§ Try it:
Where does the string "JSON" appear in the listing below? Copy every line where it does.

::::::

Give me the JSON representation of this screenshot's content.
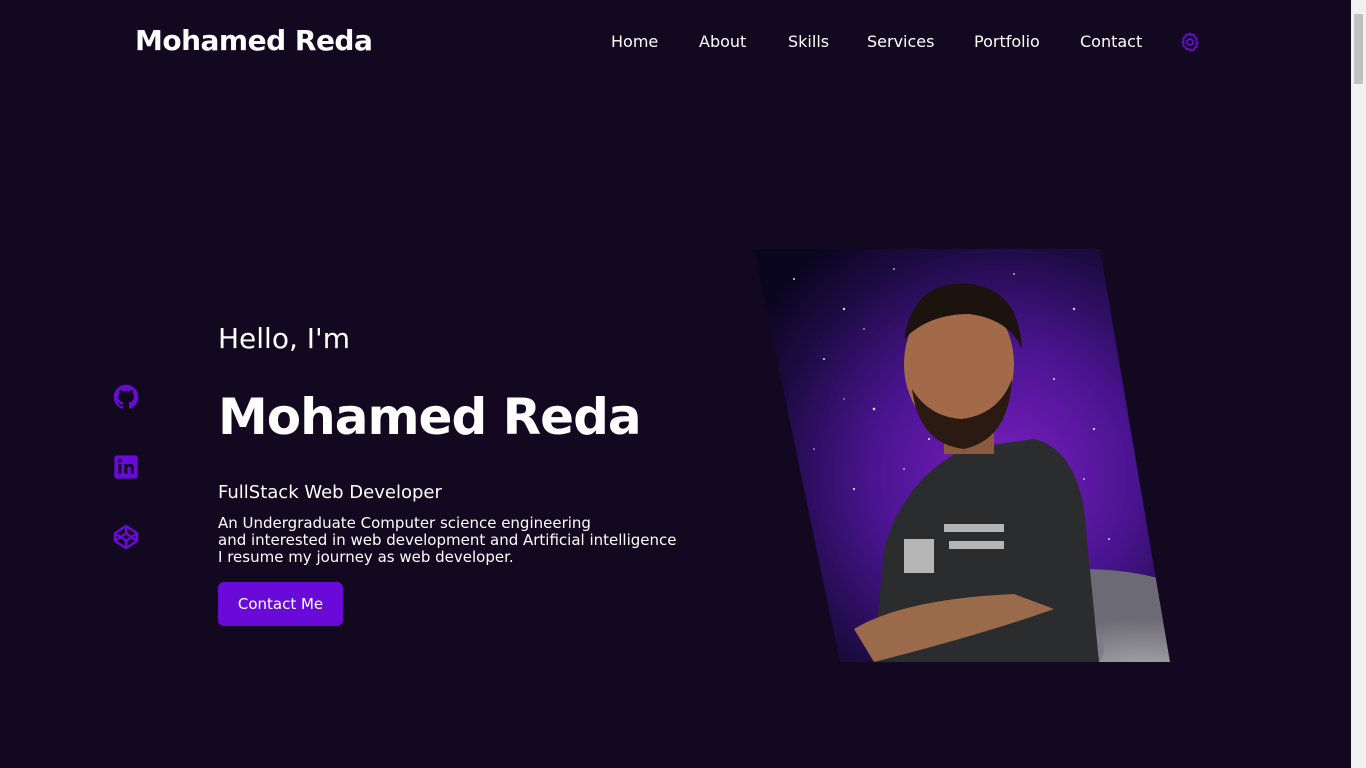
{
  "header": {
    "logo": "Mohamed Reda",
    "nav": [
      {
        "label": "Home"
      },
      {
        "label": "About"
      },
      {
        "label": "Skills"
      },
      {
        "label": "Services"
      },
      {
        "label": "Portfolio"
      },
      {
        "label": "Contact"
      }
    ],
    "settings_icon": "gear-icon"
  },
  "social": {
    "icons": [
      "github-icon",
      "linkedin-icon",
      "codepen-icon"
    ]
  },
  "hero": {
    "greeting": "Hello, I'm",
    "name": "Mohamed Reda",
    "role": "FullStack Web Developer",
    "description": [
      "An Undergraduate Computer science engineering",
      "and interested in web development and Artificial intelligence",
      "I resume my journey as web developer."
    ],
    "cta_label": "Contact Me"
  },
  "colors": {
    "background": "#12081f",
    "accent": "#6a0ad8",
    "text": "#ffffff"
  }
}
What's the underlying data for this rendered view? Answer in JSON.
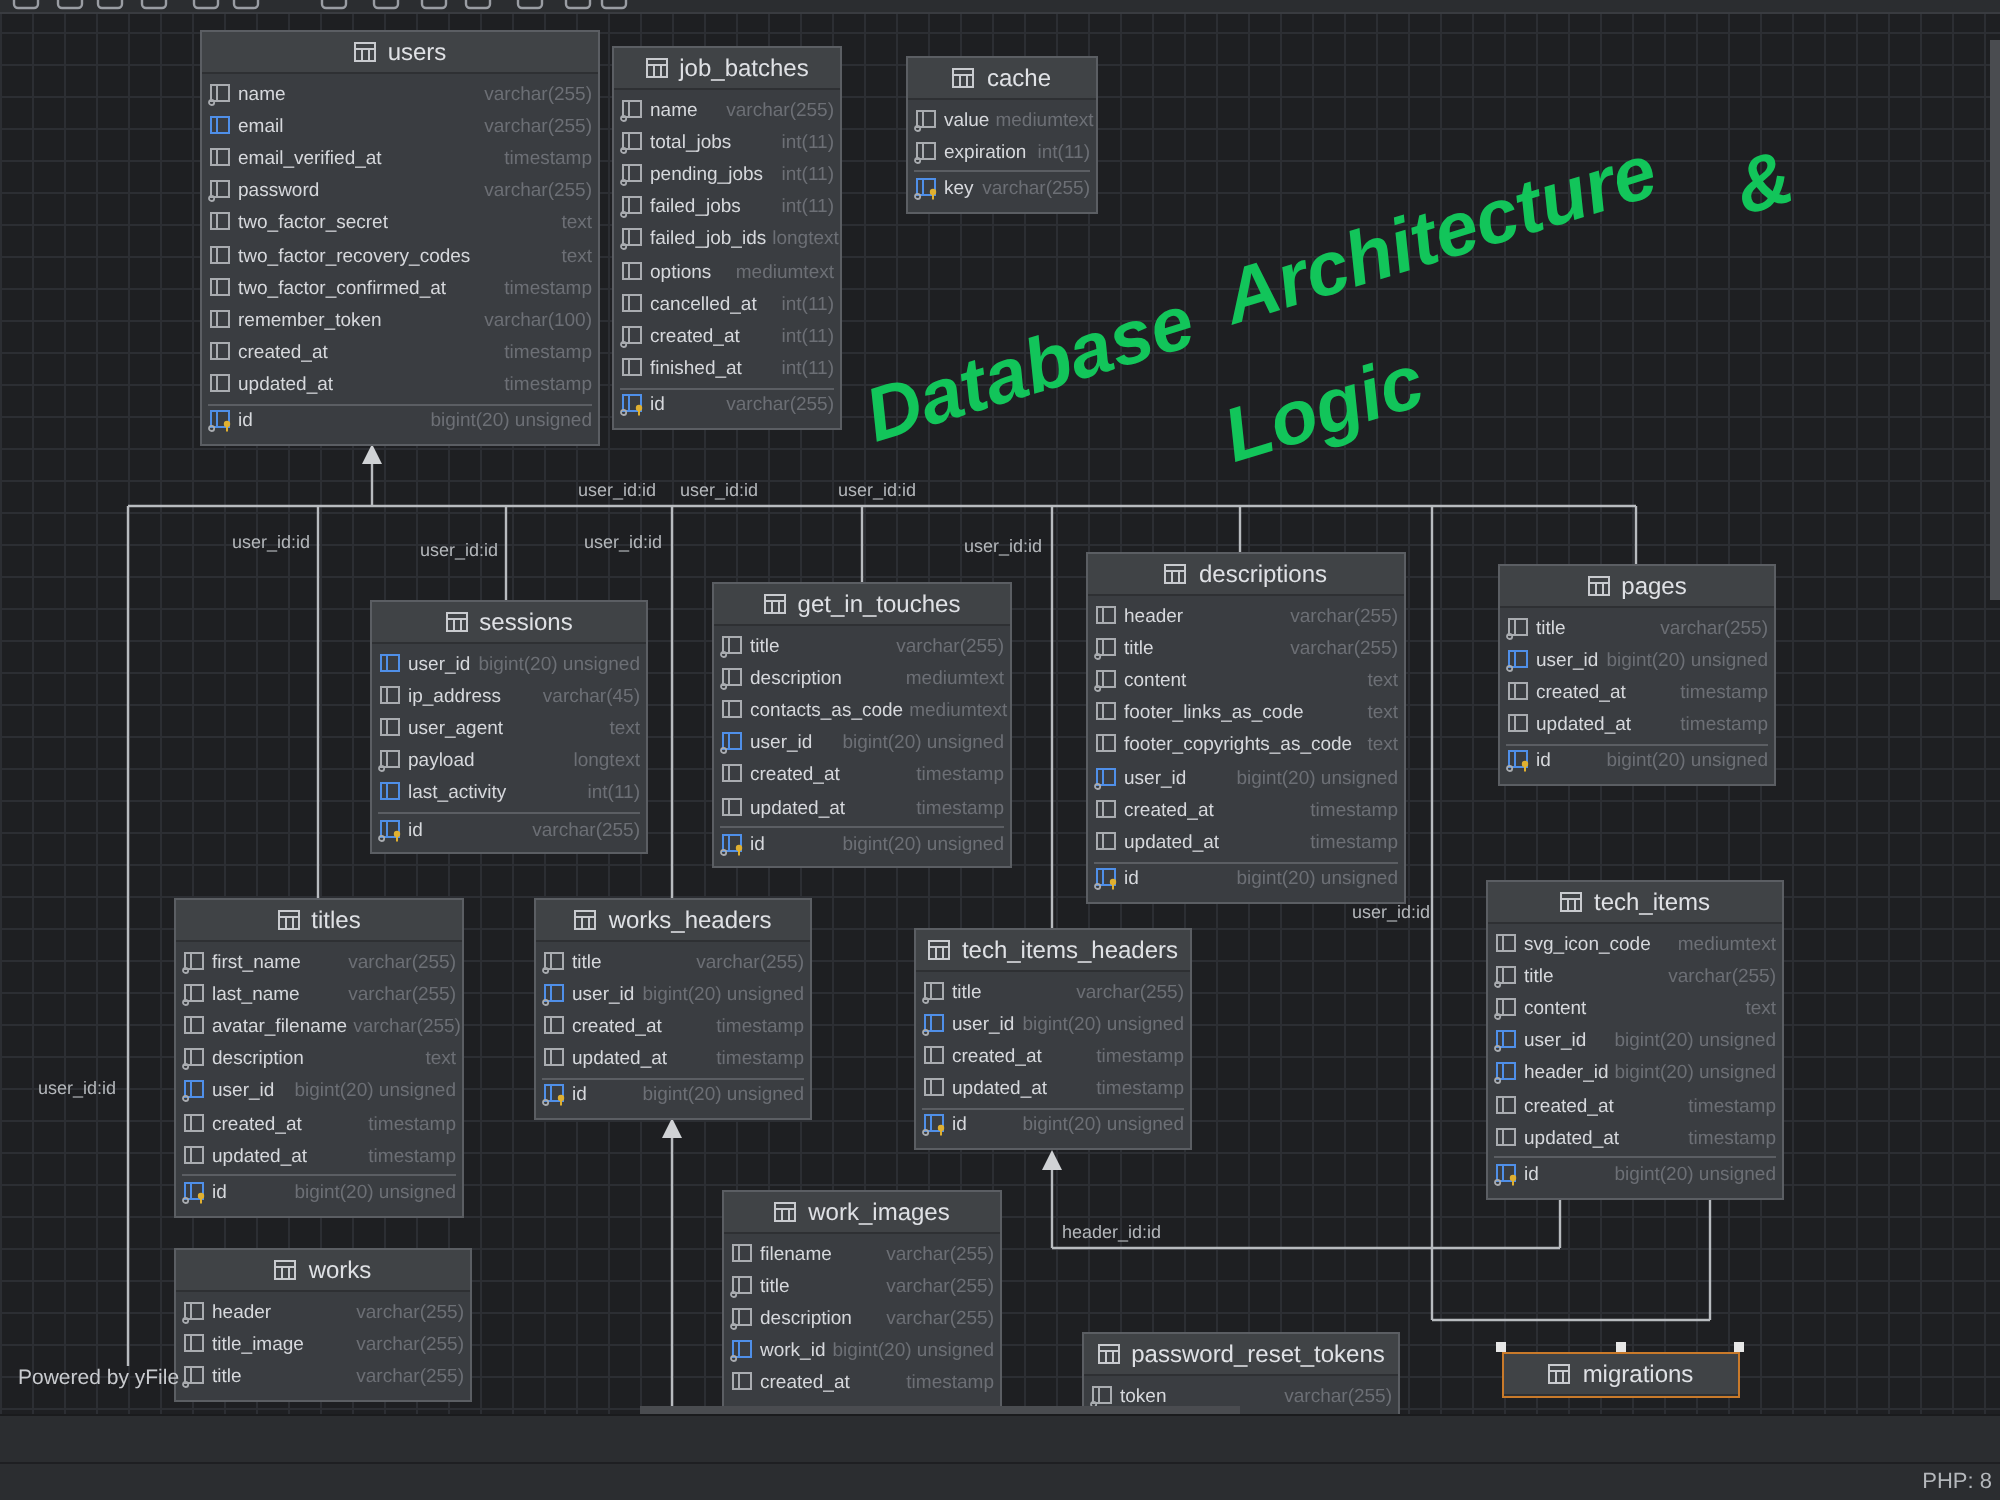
{
  "diagram": {
    "title_overlay": [
      "Database",
      "Architecture",
      "&",
      "Logic"
    ],
    "tables": [
      {
        "name": "users",
        "selected": false,
        "columns": [
          {
            "name": "name",
            "type": "varchar(255)",
            "kind": "required"
          },
          {
            "name": "email",
            "type": "varchar(255)",
            "kind": "indexed"
          },
          {
            "name": "email_verified_at",
            "type": "timestamp",
            "kind": "plain"
          },
          {
            "name": "password",
            "type": "varchar(255)",
            "kind": "required"
          },
          {
            "name": "two_factor_secret",
            "type": "text",
            "kind": "plain"
          },
          {
            "name": "two_factor_recovery_codes",
            "type": "text",
            "kind": "plain"
          },
          {
            "name": "two_factor_confirmed_at",
            "type": "timestamp",
            "kind": "plain"
          },
          {
            "name": "remember_token",
            "type": "varchar(100)",
            "kind": "plain"
          },
          {
            "name": "created_at",
            "type": "timestamp",
            "kind": "plain"
          },
          {
            "name": "updated_at",
            "type": "timestamp",
            "kind": "plain"
          },
          {
            "name": "id",
            "type": "bigint(20) unsigned",
            "kind": "primary"
          }
        ]
      },
      {
        "name": "job_batches",
        "selected": false,
        "columns": [
          {
            "name": "name",
            "type": "varchar(255)",
            "kind": "required"
          },
          {
            "name": "total_jobs",
            "type": "int(11)",
            "kind": "required"
          },
          {
            "name": "pending_jobs",
            "type": "int(11)",
            "kind": "required"
          },
          {
            "name": "failed_jobs",
            "type": "int(11)",
            "kind": "required"
          },
          {
            "name": "failed_job_ids",
            "type": "longtext",
            "kind": "required"
          },
          {
            "name": "options",
            "type": "mediumtext",
            "kind": "plain"
          },
          {
            "name": "cancelled_at",
            "type": "int(11)",
            "kind": "plain"
          },
          {
            "name": "created_at",
            "type": "int(11)",
            "kind": "required"
          },
          {
            "name": "finished_at",
            "type": "int(11)",
            "kind": "plain"
          },
          {
            "name": "id",
            "type": "varchar(255)",
            "kind": "primary"
          }
        ]
      },
      {
        "name": "cache",
        "selected": false,
        "columns": [
          {
            "name": "value",
            "type": "mediumtext",
            "kind": "required"
          },
          {
            "name": "expiration",
            "type": "int(11)",
            "kind": "required"
          },
          {
            "name": "key",
            "type": "varchar(255)",
            "kind": "primary"
          }
        ]
      },
      {
        "name": "sessions",
        "selected": false,
        "columns": [
          {
            "name": "user_id",
            "type": "bigint(20) unsigned",
            "kind": "indexed"
          },
          {
            "name": "ip_address",
            "type": "varchar(45)",
            "kind": "plain"
          },
          {
            "name": "user_agent",
            "type": "text",
            "kind": "plain"
          },
          {
            "name": "payload",
            "type": "longtext",
            "kind": "required"
          },
          {
            "name": "last_activity",
            "type": "int(11)",
            "kind": "indexed"
          },
          {
            "name": "id",
            "type": "varchar(255)",
            "kind": "primary"
          }
        ]
      },
      {
        "name": "get_in_touches",
        "selected": false,
        "columns": [
          {
            "name": "title",
            "type": "varchar(255)",
            "kind": "required"
          },
          {
            "name": "description",
            "type": "mediumtext",
            "kind": "required"
          },
          {
            "name": "contacts_as_code",
            "type": "mediumtext",
            "kind": "plain"
          },
          {
            "name": "user_id",
            "type": "bigint(20) unsigned",
            "kind": "foreign"
          },
          {
            "name": "created_at",
            "type": "timestamp",
            "kind": "plain"
          },
          {
            "name": "updated_at",
            "type": "timestamp",
            "kind": "plain"
          },
          {
            "name": "id",
            "type": "bigint(20) unsigned",
            "kind": "primary"
          }
        ]
      },
      {
        "name": "descriptions",
        "selected": false,
        "columns": [
          {
            "name": "header",
            "type": "varchar(255)",
            "kind": "plain"
          },
          {
            "name": "title",
            "type": "varchar(255)",
            "kind": "required"
          },
          {
            "name": "content",
            "type": "text",
            "kind": "required"
          },
          {
            "name": "footer_links_as_code",
            "type": "text",
            "kind": "plain"
          },
          {
            "name": "footer_copyrights_as_code",
            "type": "text",
            "kind": "plain"
          },
          {
            "name": "user_id",
            "type": "bigint(20) unsigned",
            "kind": "foreign"
          },
          {
            "name": "created_at",
            "type": "timestamp",
            "kind": "plain"
          },
          {
            "name": "updated_at",
            "type": "timestamp",
            "kind": "plain"
          },
          {
            "name": "id",
            "type": "bigint(20) unsigned",
            "kind": "primary"
          }
        ]
      },
      {
        "name": "pages",
        "selected": false,
        "columns": [
          {
            "name": "title",
            "type": "varchar(255)",
            "kind": "required"
          },
          {
            "name": "user_id",
            "type": "bigint(20) unsigned",
            "kind": "foreign"
          },
          {
            "name": "created_at",
            "type": "timestamp",
            "kind": "plain"
          },
          {
            "name": "updated_at",
            "type": "timestamp",
            "kind": "plain"
          },
          {
            "name": "id",
            "type": "bigint(20) unsigned",
            "kind": "primary"
          }
        ]
      },
      {
        "name": "titles",
        "selected": false,
        "columns": [
          {
            "name": "first_name",
            "type": "varchar(255)",
            "kind": "required"
          },
          {
            "name": "last_name",
            "type": "varchar(255)",
            "kind": "required"
          },
          {
            "name": "avatar_filename",
            "type": "varchar(255)",
            "kind": "plain"
          },
          {
            "name": "description",
            "type": "text",
            "kind": "required"
          },
          {
            "name": "user_id",
            "type": "bigint(20) unsigned",
            "kind": "foreign"
          },
          {
            "name": "created_at",
            "type": "timestamp",
            "kind": "plain"
          },
          {
            "name": "updated_at",
            "type": "timestamp",
            "kind": "plain"
          },
          {
            "name": "id",
            "type": "bigint(20) unsigned",
            "kind": "primary"
          }
        ]
      },
      {
        "name": "works_headers",
        "selected": false,
        "columns": [
          {
            "name": "title",
            "type": "varchar(255)",
            "kind": "required"
          },
          {
            "name": "user_id",
            "type": "bigint(20) unsigned",
            "kind": "foreign"
          },
          {
            "name": "created_at",
            "type": "timestamp",
            "kind": "plain"
          },
          {
            "name": "updated_at",
            "type": "timestamp",
            "kind": "plain"
          },
          {
            "name": "id",
            "type": "bigint(20) unsigned",
            "kind": "primary"
          }
        ]
      },
      {
        "name": "tech_items_headers",
        "selected": false,
        "columns": [
          {
            "name": "title",
            "type": "varchar(255)",
            "kind": "required"
          },
          {
            "name": "user_id",
            "type": "bigint(20) unsigned",
            "kind": "foreign"
          },
          {
            "name": "created_at",
            "type": "timestamp",
            "kind": "plain"
          },
          {
            "name": "updated_at",
            "type": "timestamp",
            "kind": "plain"
          },
          {
            "name": "id",
            "type": "bigint(20) unsigned",
            "kind": "primary"
          }
        ]
      },
      {
        "name": "tech_items",
        "selected": false,
        "columns": [
          {
            "name": "svg_icon_code",
            "type": "mediumtext",
            "kind": "plain"
          },
          {
            "name": "title",
            "type": "varchar(255)",
            "kind": "required"
          },
          {
            "name": "content",
            "type": "text",
            "kind": "required"
          },
          {
            "name": "user_id",
            "type": "bigint(20) unsigned",
            "kind": "foreign"
          },
          {
            "name": "header_id",
            "type": "bigint(20) unsigned",
            "kind": "foreign"
          },
          {
            "name": "created_at",
            "type": "timestamp",
            "kind": "plain"
          },
          {
            "name": "updated_at",
            "type": "timestamp",
            "kind": "plain"
          },
          {
            "name": "id",
            "type": "bigint(20) unsigned",
            "kind": "primary"
          }
        ]
      },
      {
        "name": "works",
        "selected": false,
        "columns": [
          {
            "name": "header",
            "type": "varchar(255)",
            "kind": "required"
          },
          {
            "name": "title_image",
            "type": "varchar(255)",
            "kind": "plain"
          },
          {
            "name": "title",
            "type": "varchar(255)",
            "kind": "required"
          }
        ]
      },
      {
        "name": "work_images",
        "selected": false,
        "columns": [
          {
            "name": "filename",
            "type": "varchar(255)",
            "kind": "plain"
          },
          {
            "name": "title",
            "type": "varchar(255)",
            "kind": "required"
          },
          {
            "name": "description",
            "type": "varchar(255)",
            "kind": "required"
          },
          {
            "name": "work_id",
            "type": "bigint(20) unsigned",
            "kind": "foreign"
          },
          {
            "name": "created_at",
            "type": "timestamp",
            "kind": "plain"
          }
        ]
      },
      {
        "name": "password_reset_tokens",
        "selected": false,
        "columns": [
          {
            "name": "token",
            "type": "varchar(255)",
            "kind": "required"
          }
        ]
      },
      {
        "name": "migrations",
        "selected": true
      }
    ],
    "relation_labels": [
      "user_id:id",
      "user_id:id",
      "user_id:id",
      "user_id:id",
      "user_id:id",
      "user_id:id",
      "user_id:id",
      "user_id:id",
      "user_id:id",
      "header_id:id"
    ],
    "credit": "Powered by yFile"
  },
  "status_bar": {
    "php": "PHP: 8"
  }
}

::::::

§ Written reply:
Give me the JSON representation of this screenshot's content.
What's the underlying data for this rendered view? Answer in JSON.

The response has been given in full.